Lessons learned from 3G
Cellular networks offer seamless access, generally good coverage and handover. However when it comes to low density or high density areas, users face issues such as lack of coverage or saturation of bandwidth.
In central London or central Paris, it is common for users to gravitate towards bars or cafés in order to take advantage of their WiFi access because the 3G network is saturated. In the countryside there is the EDGE signal but then users face the same issue.
In addition, commuters worry about their data plans. They have been briefed by domestic operators to conscientiously switch off their smartphones’ data roaming capabilities the moment they cross the border in order to avoid outrageous international data roaming prices and subsequently, the nasty surprise of an expensive invoice upon their return home.

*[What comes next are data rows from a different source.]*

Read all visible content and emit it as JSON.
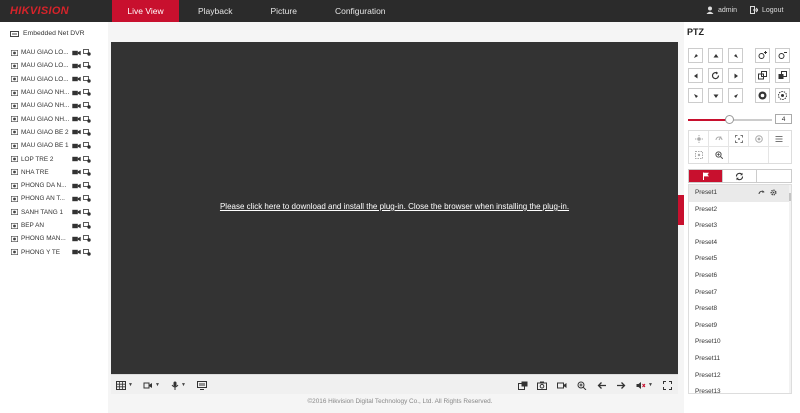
{
  "brand": {
    "logo": "HIKVISION",
    "accent": "#c8102e"
  },
  "nav": {
    "items": [
      {
        "label": "Live View",
        "active": true
      },
      {
        "label": "Playback"
      },
      {
        "label": "Picture"
      },
      {
        "label": "Configuration"
      }
    ]
  },
  "user": {
    "name": "admin",
    "logout_label": "Logout"
  },
  "device": {
    "name": "Embedded Net DVR"
  },
  "channels": [
    "MAU GIAO LO...",
    "MAU GIAO LO...",
    "MAU GIAO LO...",
    "MAU GIAO NH...",
    "MAU GIAO NH...",
    "MAU GIAO NH...",
    "MAU GIAO BE 2",
    "MAU GIAO BE 1",
    "LOP TRE 2",
    "NHA TRE",
    "PHONG DA N...",
    "PHONG AN T...",
    "SANH TANG 1",
    "BEP AN",
    "PHONG MAN...",
    "PHONG Y TE"
  ],
  "video": {
    "plugin_message": "Please click here to download and install the plug-in. Close the browser when installing the plug-in."
  },
  "footer": {
    "copyright": "©2016 Hikvision Digital Technology Co., Ltd. All Rights Reserved."
  },
  "ptz": {
    "title": "PTZ",
    "speed": "4",
    "speed_level": 0.5,
    "presets": [
      "Preset1",
      "Preset2",
      "Preset3",
      "Preset4",
      "Preset5",
      "Preset6",
      "Preset7",
      "Preset8",
      "Preset9",
      "Preset10",
      "Preset11",
      "Preset12",
      "Preset13"
    ]
  }
}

Economic pressure is forcing commuters to travel more and further afield in order to find new customers. The shift towards smartphones, tablets and accessing data in the “cloud” implies a need for more bandwidth at a reasonable cost and budget control wherever the commuter may be.
The reality is that mobile costs are significant. A trip may combine costs for access via multiple devices, involve domestic and/or international mobile data plans, the purchase of WiFi day passes at the different venues and travel hubs visited, all of which will be charged at different rates and potentially in different currencies. On top of the associated costs, there are several barriers to the adoption of public WiFi hotspots, such as authentication procedures, discovery of available networks and security. One UK operator recently reported that only 20% of its users access the free public hotspots available to them.
WiFi growth and the associated challenges
According to Informa Telecoms and media, the number of WiFi hotspots in public areas is set to more than triple by 2015, to reach a predicted 5.8 million.
The abundance of WiFi hotspots should not in any way detract from the difficulty associated with accessing hotspots in Asia and Europe due to multiple portal designs in different languages and the local implementation and interpretation of standards.
Seamless access which simplifies the user experience through a single and secure login for multiple devices, cost and budget control are all clear requirements addressed to Trustive and to mobile operators, to be fulfilled through clear a roaming plan and simple tools to connect.
This is why Trustive considers roaming to be a true opportunity in the immediate future. Although there are 340 million roaming trips per year, the number of users that make use of international WiFi is in the region of a few hundred thousand. This constitutes a major missed monetization opportunity for the present WiFi ecosystem.